■ Exercise objective ■
For every line in the data below that contains "product", copy the line.

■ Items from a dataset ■
↓↓↓
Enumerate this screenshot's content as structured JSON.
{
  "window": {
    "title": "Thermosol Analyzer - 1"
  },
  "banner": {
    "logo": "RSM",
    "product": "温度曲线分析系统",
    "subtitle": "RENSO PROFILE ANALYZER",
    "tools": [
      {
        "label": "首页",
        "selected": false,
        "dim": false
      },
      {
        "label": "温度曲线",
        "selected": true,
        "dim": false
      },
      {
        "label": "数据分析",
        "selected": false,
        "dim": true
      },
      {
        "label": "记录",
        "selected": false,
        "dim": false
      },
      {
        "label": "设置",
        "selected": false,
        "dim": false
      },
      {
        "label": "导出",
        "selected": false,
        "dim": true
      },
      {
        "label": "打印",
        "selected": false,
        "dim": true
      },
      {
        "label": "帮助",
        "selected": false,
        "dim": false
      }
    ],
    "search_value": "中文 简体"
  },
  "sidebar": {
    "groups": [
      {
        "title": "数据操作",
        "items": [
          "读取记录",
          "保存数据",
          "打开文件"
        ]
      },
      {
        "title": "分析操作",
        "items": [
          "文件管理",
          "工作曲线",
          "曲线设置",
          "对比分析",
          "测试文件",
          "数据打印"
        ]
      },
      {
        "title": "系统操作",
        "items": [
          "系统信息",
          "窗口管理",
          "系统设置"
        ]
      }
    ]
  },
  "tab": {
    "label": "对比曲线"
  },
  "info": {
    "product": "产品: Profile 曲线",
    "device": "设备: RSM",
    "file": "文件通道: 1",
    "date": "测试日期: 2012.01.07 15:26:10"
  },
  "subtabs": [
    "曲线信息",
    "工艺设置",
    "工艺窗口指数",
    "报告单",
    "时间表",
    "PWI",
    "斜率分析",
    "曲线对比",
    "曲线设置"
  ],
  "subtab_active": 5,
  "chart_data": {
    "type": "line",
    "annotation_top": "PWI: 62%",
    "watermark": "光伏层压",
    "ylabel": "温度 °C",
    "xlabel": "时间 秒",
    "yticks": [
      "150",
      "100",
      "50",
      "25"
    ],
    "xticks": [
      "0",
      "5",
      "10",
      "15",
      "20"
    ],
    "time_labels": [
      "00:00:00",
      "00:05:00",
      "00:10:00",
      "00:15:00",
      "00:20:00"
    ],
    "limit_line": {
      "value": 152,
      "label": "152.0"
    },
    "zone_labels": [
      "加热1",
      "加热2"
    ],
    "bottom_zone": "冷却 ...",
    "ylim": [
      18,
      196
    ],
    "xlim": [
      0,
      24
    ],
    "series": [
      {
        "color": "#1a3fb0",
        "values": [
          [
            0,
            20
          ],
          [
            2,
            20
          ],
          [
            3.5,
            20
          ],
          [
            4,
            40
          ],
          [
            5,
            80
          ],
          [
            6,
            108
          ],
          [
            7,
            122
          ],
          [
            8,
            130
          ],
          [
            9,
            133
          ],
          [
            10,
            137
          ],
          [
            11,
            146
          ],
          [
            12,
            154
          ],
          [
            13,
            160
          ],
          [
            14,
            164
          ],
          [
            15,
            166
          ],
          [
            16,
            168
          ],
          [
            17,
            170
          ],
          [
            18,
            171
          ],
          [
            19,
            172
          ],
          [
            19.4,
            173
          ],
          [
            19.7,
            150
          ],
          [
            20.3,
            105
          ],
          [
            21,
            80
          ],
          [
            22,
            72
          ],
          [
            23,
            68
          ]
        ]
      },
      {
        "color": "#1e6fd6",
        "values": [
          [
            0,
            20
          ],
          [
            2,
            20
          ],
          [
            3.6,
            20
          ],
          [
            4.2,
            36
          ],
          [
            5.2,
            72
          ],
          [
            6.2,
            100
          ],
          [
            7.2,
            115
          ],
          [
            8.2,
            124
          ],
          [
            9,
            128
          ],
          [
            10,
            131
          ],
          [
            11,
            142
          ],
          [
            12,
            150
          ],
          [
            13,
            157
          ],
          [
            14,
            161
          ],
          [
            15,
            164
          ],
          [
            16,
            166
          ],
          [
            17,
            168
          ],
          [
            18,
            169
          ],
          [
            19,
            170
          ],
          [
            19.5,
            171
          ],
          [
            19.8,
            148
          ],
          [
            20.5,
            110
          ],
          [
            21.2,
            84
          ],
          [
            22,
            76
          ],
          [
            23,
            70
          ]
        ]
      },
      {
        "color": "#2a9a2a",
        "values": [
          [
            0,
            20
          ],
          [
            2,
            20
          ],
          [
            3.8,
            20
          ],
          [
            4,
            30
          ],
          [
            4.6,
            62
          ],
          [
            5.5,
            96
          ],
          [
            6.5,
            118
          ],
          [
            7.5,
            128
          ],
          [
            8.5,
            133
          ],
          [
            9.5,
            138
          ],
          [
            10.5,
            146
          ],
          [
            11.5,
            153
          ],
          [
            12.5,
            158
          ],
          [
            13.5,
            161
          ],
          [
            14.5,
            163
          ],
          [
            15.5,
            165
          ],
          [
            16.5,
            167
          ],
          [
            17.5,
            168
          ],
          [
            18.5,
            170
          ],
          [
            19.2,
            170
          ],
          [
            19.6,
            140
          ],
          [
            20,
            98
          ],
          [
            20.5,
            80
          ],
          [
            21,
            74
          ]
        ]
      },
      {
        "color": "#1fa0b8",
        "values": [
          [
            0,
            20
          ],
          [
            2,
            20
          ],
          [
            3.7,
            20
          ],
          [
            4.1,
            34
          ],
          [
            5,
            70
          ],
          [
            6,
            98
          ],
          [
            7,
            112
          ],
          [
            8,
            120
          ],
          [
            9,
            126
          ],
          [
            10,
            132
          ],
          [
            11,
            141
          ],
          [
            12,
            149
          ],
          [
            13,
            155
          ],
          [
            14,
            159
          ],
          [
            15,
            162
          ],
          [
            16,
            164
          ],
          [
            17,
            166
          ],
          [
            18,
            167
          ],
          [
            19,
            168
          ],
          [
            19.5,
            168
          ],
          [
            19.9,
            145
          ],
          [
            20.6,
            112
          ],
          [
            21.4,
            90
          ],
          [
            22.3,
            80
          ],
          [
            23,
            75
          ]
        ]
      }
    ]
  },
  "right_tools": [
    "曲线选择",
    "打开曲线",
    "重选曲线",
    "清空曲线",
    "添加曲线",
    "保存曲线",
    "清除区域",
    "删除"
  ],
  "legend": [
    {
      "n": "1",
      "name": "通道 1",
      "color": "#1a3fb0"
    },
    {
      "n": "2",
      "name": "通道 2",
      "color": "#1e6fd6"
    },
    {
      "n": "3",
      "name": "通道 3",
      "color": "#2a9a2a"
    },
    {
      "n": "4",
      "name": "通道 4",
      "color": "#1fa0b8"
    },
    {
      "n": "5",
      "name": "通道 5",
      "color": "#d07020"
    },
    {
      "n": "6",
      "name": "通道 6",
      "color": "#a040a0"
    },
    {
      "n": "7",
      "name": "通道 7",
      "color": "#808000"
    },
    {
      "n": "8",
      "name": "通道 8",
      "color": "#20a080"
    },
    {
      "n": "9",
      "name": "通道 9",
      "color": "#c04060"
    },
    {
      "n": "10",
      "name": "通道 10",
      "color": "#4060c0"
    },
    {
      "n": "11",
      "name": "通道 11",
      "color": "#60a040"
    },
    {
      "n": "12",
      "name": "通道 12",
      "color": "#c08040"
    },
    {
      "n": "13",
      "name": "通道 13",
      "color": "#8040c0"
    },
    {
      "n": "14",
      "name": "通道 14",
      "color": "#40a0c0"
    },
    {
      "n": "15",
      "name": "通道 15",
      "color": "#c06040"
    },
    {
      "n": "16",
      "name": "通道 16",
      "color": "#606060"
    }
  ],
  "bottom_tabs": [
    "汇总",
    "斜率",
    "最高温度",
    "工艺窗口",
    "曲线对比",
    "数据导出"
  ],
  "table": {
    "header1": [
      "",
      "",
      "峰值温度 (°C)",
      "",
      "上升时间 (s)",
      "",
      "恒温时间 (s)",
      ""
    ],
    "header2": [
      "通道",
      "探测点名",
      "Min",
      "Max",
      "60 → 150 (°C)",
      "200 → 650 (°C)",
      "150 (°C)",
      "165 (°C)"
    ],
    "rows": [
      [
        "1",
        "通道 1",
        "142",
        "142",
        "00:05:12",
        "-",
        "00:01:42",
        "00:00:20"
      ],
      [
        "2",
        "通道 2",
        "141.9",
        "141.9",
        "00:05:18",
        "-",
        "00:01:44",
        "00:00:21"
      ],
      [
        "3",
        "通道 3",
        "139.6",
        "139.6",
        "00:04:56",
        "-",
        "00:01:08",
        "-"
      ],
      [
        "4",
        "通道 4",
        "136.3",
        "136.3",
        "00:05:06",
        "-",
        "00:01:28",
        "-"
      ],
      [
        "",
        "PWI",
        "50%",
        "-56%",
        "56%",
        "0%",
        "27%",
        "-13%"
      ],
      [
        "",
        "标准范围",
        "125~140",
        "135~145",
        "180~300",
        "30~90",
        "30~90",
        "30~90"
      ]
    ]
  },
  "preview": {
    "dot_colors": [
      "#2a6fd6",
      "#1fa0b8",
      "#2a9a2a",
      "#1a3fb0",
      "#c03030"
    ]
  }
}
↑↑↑
■ Your response ■
    "product": "温度曲线分析系统",
    "product": "产品: Profile 曲线",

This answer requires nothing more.